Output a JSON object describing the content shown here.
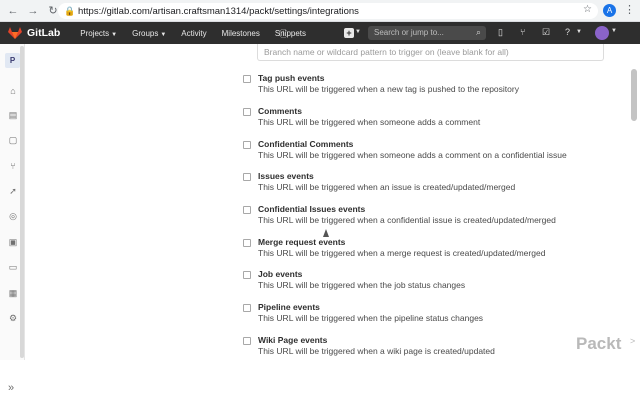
{
  "browser": {
    "url": "https://gitlab.com/artisan.craftsman1314/packt/settings/integrations",
    "profile_initial": "A"
  },
  "header": {
    "brand": "GitLab",
    "nav": [
      {
        "label": "Projects",
        "dropdown": true
      },
      {
        "label": "Groups",
        "dropdown": true
      },
      {
        "label": "Activity",
        "dropdown": false
      },
      {
        "label": "Milestones",
        "dropdown": false
      },
      {
        "label": "Snippets",
        "dropdown": false
      }
    ],
    "search_placeholder": "Search or jump to..."
  },
  "sidebar": {
    "project_badge": "P",
    "icons": [
      "home-icon",
      "repository-icon",
      "issues-icon",
      "merge-requests-icon",
      "ci-cd-icon",
      "operations-icon",
      "registry-icon",
      "wiki-icon",
      "snippets-icon",
      "settings-icon"
    ]
  },
  "branch_filter": {
    "placeholder": "Branch name or wildcard pattern to trigger on (leave blank for all)"
  },
  "events": [
    {
      "title": "Tag push events",
      "desc": "This URL will be triggered when a new tag is pushed to the repository"
    },
    {
      "title": "Comments",
      "desc": "This URL will be triggered when someone adds a comment"
    },
    {
      "title": "Confidential Comments",
      "desc": "This URL will be triggered when someone adds a comment on a confidential issue"
    },
    {
      "title": "Issues events",
      "desc": "This URL will be triggered when an issue is created/updated/merged"
    },
    {
      "title": "Confidential Issues events",
      "desc": "This URL will be triggered when a confidential issue is created/updated/merged"
    },
    {
      "title": "Merge request events",
      "desc": "This URL will be triggered when a merge request is created/updated/merged"
    },
    {
      "title": "Job events",
      "desc": "This URL will be triggered when the job status changes"
    },
    {
      "title": "Pipeline events",
      "desc": "This URL will be triggered when the pipeline status changes"
    },
    {
      "title": "Wiki Page events",
      "desc": "This URL will be triggered when a wiki page is created/updated"
    }
  ],
  "watermark": {
    "text": "Packt",
    "sup": ">"
  },
  "colors": {
    "header_bg": "#2e2e2e",
    "logo_orange": "#e24329",
    "avatar": "#8a63c9"
  }
}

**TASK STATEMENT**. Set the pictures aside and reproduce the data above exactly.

**RESPONSE FOR THIS EXERCISE**.
Output a JSON object describing the content shown here.
{
  "browser": {
    "url": "https://gitlab.com/artisan.craftsman1314/packt/settings/integrations",
    "profile_initial": "A"
  },
  "header": {
    "brand": "GitLab",
    "nav": [
      {
        "label": "Projects",
        "dropdown": true
      },
      {
        "label": "Groups",
        "dropdown": true
      },
      {
        "label": "Activity",
        "dropdown": false
      },
      {
        "label": "Milestones",
        "dropdown": false
      },
      {
        "label": "Snippets",
        "dropdown": false
      }
    ],
    "search_placeholder": "Search or jump to..."
  },
  "sidebar": {
    "project_badge": "P",
    "icons": [
      "home-icon",
      "repository-icon",
      "issues-icon",
      "merge-requests-icon",
      "ci-cd-icon",
      "operations-icon",
      "registry-icon",
      "wiki-icon",
      "snippets-icon",
      "settings-icon"
    ]
  },
  "branch_filter": {
    "placeholder": "Branch name or wildcard pattern to trigger on (leave blank for all)"
  },
  "events": [
    {
      "title": "Tag push events",
      "desc": "This URL will be triggered when a new tag is pushed to the repository"
    },
    {
      "title": "Comments",
      "desc": "This URL will be triggered when someone adds a comment"
    },
    {
      "title": "Confidential Comments",
      "desc": "This URL will be triggered when someone adds a comment on a confidential issue"
    },
    {
      "title": "Issues events",
      "desc": "This URL will be triggered when an issue is created/updated/merged"
    },
    {
      "title": "Confidential Issues events",
      "desc": "This URL will be triggered when a confidential issue is created/updated/merged"
    },
    {
      "title": "Merge request events",
      "desc": "This URL will be triggered when a merge request is created/updated/merged"
    },
    {
      "title": "Job events",
      "desc": "This URL will be triggered when the job status changes"
    },
    {
      "title": "Pipeline events",
      "desc": "This URL will be triggered when the pipeline status changes"
    },
    {
      "title": "Wiki Page events",
      "desc": "This URL will be triggered when a wiki page is created/updated"
    }
  ],
  "watermark": {
    "text": "Packt",
    "sup": ">"
  },
  "colors": {
    "header_bg": "#2e2e2e",
    "logo_orange": "#e24329",
    "avatar": "#8a63c9"
  }
}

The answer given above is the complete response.